## Work to complete
Could you repeat the data word for word while skipping the pictures?

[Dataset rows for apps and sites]
_ _ _ _

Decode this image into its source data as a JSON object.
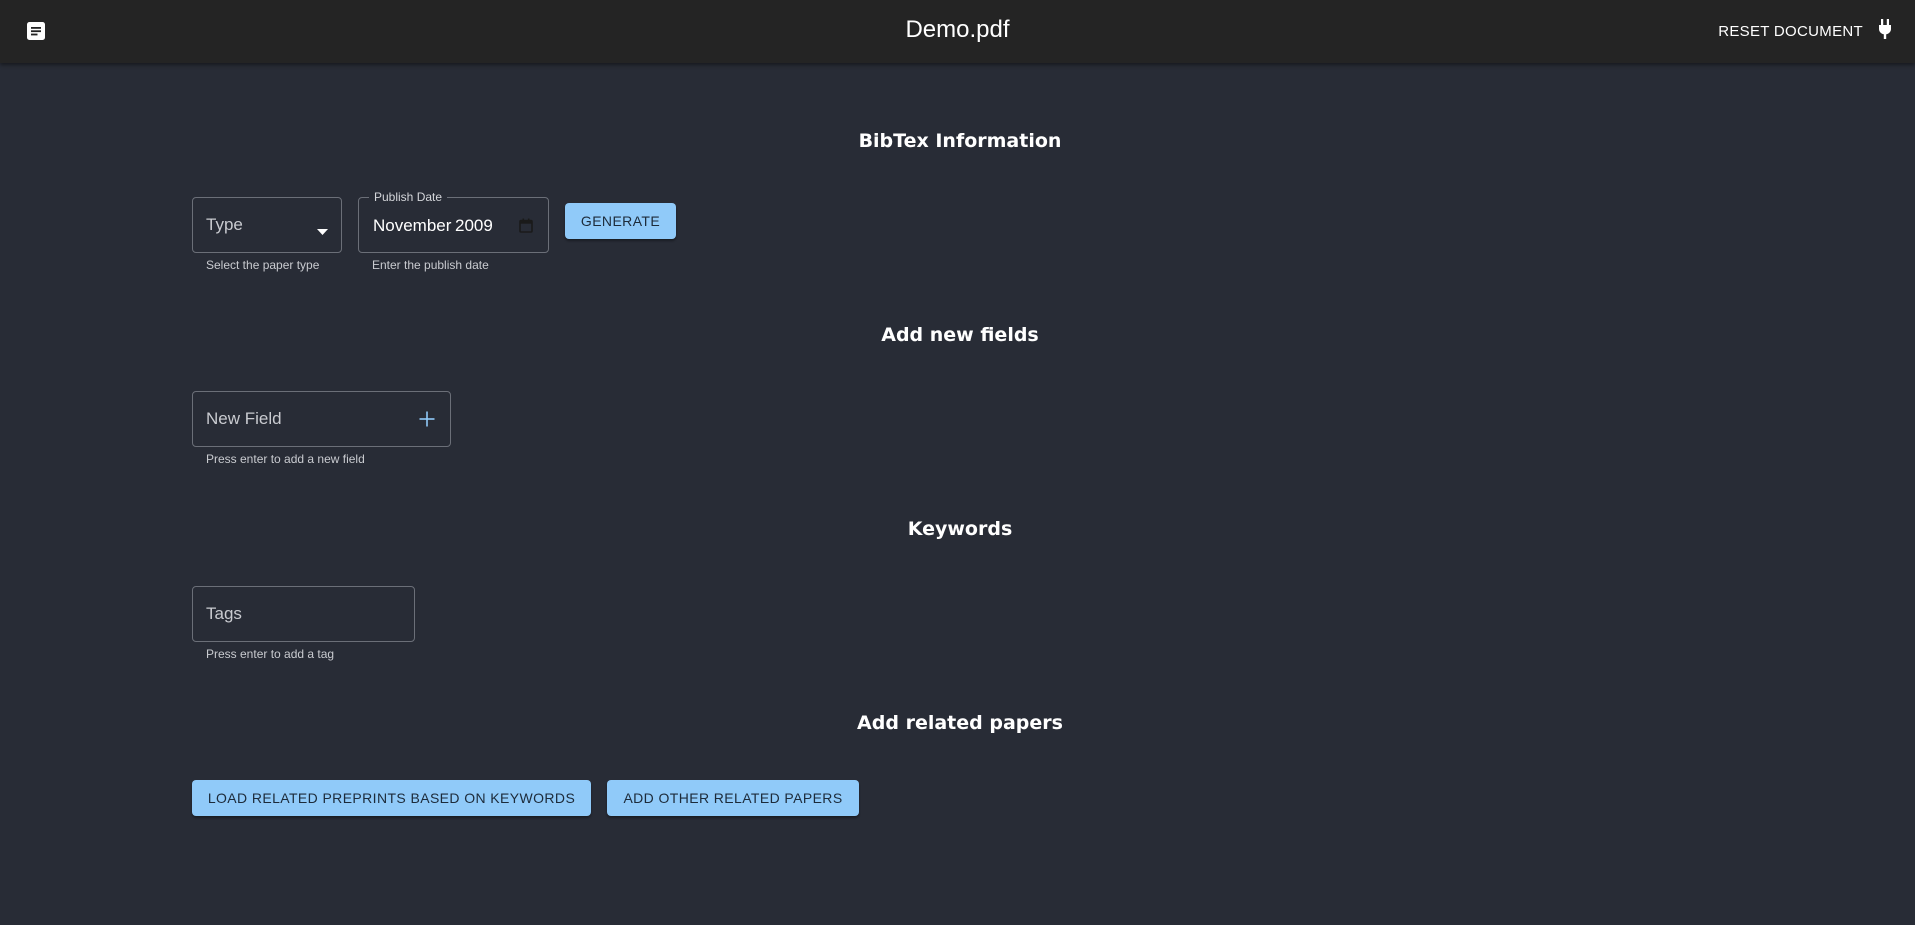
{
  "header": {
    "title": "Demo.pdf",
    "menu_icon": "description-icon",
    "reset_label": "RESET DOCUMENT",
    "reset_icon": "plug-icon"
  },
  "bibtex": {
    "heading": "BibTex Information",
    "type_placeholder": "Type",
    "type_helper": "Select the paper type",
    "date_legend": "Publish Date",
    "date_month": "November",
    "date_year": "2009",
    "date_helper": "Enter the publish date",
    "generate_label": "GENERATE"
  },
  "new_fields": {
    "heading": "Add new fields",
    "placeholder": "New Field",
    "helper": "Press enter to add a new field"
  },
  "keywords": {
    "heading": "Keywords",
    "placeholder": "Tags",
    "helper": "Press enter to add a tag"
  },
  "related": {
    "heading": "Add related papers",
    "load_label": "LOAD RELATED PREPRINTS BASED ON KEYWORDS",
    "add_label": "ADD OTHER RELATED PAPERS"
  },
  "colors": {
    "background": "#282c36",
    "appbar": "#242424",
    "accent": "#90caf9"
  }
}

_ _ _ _

## Your response
Decode this image into its source data as a JSON object.
{
  "header": {
    "title": "Demo.pdf",
    "menu_icon": "description-icon",
    "reset_label": "RESET DOCUMENT",
    "reset_icon": "plug-icon"
  },
  "bibtex": {
    "heading": "BibTex Information",
    "type_placeholder": "Type",
    "type_helper": "Select the paper type",
    "date_legend": "Publish Date",
    "date_month": "November",
    "date_year": "2009",
    "date_helper": "Enter the publish date",
    "generate_label": "GENERATE"
  },
  "new_fields": {
    "heading": "Add new fields",
    "placeholder": "New Field",
    "helper": "Press enter to add a new field"
  },
  "keywords": {
    "heading": "Keywords",
    "placeholder": "Tags",
    "helper": "Press enter to add a tag"
  },
  "related": {
    "heading": "Add related papers",
    "load_label": "LOAD RELATED PREPRINTS BASED ON KEYWORDS",
    "add_label": "ADD OTHER RELATED PAPERS"
  },
  "colors": {
    "background": "#282c36",
    "appbar": "#242424",
    "accent": "#90caf9"
  }
}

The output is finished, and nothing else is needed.